= Problem to solve =
Your answer should be the full set of entries, given again without alteration.
--- --- ---
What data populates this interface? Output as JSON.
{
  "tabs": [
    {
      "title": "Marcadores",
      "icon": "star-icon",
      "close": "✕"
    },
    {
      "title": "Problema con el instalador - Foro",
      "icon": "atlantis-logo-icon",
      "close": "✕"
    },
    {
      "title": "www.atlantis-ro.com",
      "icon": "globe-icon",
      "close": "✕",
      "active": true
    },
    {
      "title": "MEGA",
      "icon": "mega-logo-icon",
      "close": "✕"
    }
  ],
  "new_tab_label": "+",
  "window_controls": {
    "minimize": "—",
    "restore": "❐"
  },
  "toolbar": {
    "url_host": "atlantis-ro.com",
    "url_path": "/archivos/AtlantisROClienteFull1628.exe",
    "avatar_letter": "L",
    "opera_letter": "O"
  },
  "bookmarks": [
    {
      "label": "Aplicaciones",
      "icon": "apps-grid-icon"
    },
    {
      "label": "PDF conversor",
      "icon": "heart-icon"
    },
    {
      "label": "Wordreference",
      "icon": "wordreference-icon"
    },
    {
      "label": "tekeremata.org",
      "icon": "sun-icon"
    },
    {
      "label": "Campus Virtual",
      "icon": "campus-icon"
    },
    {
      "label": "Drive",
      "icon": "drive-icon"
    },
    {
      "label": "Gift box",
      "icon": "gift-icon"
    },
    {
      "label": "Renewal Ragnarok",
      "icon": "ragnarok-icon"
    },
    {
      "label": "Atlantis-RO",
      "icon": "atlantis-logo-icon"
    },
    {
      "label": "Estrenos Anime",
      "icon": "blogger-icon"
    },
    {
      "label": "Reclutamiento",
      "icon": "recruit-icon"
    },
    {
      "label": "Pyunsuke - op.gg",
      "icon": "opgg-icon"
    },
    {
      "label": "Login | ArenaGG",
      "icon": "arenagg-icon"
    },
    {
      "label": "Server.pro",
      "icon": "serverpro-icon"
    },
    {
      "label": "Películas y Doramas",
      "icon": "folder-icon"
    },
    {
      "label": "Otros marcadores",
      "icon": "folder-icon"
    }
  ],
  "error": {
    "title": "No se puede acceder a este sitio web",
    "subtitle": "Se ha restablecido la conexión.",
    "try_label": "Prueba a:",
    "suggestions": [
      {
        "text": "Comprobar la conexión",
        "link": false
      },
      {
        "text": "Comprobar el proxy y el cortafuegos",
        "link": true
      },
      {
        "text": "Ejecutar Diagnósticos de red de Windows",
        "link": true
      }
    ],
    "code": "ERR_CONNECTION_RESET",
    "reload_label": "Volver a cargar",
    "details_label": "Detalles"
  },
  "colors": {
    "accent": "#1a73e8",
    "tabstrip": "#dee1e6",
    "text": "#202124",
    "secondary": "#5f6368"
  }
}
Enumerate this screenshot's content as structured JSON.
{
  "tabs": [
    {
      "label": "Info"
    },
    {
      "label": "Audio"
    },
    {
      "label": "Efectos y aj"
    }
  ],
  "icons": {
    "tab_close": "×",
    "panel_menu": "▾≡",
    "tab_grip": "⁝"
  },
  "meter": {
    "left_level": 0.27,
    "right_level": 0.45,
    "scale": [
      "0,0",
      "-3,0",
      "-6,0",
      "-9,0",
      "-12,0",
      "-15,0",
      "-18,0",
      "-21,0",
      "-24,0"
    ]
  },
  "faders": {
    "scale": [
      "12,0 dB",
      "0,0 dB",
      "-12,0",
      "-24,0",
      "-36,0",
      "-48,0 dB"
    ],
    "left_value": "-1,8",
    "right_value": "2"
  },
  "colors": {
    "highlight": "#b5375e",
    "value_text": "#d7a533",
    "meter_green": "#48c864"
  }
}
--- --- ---
= Finished exercise =
What data populates this interface? Output as JSON.
{
  "tabs": [
    {
      "title": "Marcadores",
      "icon": "star-icon",
      "close": "✕"
    },
    {
      "title": "Problema con el instalador - Foro",
      "icon": "atlantis-logo-icon",
      "close": "✕"
    },
    {
      "title": "www.atlantis-ro.com",
      "icon": "globe-icon",
      "close": "✕",
      "active": true
    },
    {
      "title": "MEGA",
      "icon": "mega-logo-icon",
      "close": "✕"
    }
  ],
  "new_tab_label": "+",
  "window_controls": {
    "minimize": "—",
    "restore": "❐"
  },
  "toolbar": {
    "url_host": "atlantis-ro.com",
    "url_path": "/archivos/AtlantisROClienteFull1628.exe",
    "avatar_letter": "L",
    "opera_letter": "O"
  },
  "bookmarks": [
    {
      "label": "Aplicaciones",
      "icon": "apps-grid-icon"
    },
    {
      "label": "PDF conversor",
      "icon": "heart-icon"
    },
    {
      "label": "Wordreference",
      "icon": "wordreference-icon"
    },
    {
      "label": "tekeremata.org",
      "icon": "sun-icon"
    },
    {
      "label": "Campus Virtual",
      "icon": "campus-icon"
    },
    {
      "label": "Drive",
      "icon": "drive-icon"
    },
    {
      "label": "Gift box",
      "icon": "gift-icon"
    },
    {
      "label": "Renewal Ragnarok",
      "icon": "ragnarok-icon"
    },
    {
      "label": "Atlantis-RO",
      "icon": "atlantis-logo-icon"
    },
    {
      "label": "Estrenos Anime",
      "icon": "blogger-icon"
    },
    {
      "label": "Reclutamiento",
      "icon": "recruit-icon"
    },
    {
      "label": "Pyunsuke - op.gg",
      "icon": "opgg-icon"
    },
    {
      "label": "Login | ArenaGG",
      "icon": "arenagg-icon"
    },
    {
      "label": "Server.pro",
      "icon": "serverpro-icon"
    },
    {
      "label": "Películas y Doramas",
      "icon": "folder-icon"
    },
    {
      "label": "Otros marcadores",
      "icon": "folder-icon"
    }
  ],
  "error": {
    "title": "No se puede acceder a este sitio web",
    "subtitle": "Se ha restablecido la conexión.",
    "try_label": "Prueba a:",
    "suggestions": [
      {
        "text": "Comprobar la conexión",
        "link": false
      },
      {
        "text": "Comprobar el proxy y el cortafuegos",
        "link": true
      },
      {
        "text": "Ejecutar Diagnósticos de red de Windows",
        "link": true
      }
    ],
    "code": "ERR_CONNECTION_RESET",
    "reload_label": "Volver a cargar",
    "details_label": "Detalles"
  },
  "colors": {
    "accent": "#1a73e8",
    "tabstrip": "#dee1e6",
    "text": "#202124",
    "secondary": "#5f6368"
  }
}
Enumerate this screenshot's content as structured JSON.
{
  "tabs": [
    {
      "label": "Info"
    },
    {
      "label": "Audio"
    },
    {
      "label": "Efectos y aj"
    }
  ],
  "icons": {
    "tab_close": "×",
    "panel_menu": "▾≡",
    "tab_grip": "⁝"
  },
  "meter": {
    "left_level": 0.27,
    "right_level": 0.45,
    "scale": [
      "0,0",
      "-3,0",
      "-6,0",
      "-9,0",
      "-12,0",
      "-15,0",
      "-18,0",
      "-21,0",
      "-24,0"
    ]
  },
  "faders": {
    "scale": [
      "12,0 dB",
      "0,0 dB",
      "-12,0",
      "-24,0",
      "-36,0",
      "-48,0 dB"
    ],
    "left_value": "-1,8",
    "right_value": "2"
  },
  "colors": {
    "highlight": "#b5375e",
    "value_text": "#d7a533",
    "meter_green": "#48c864"
  }
}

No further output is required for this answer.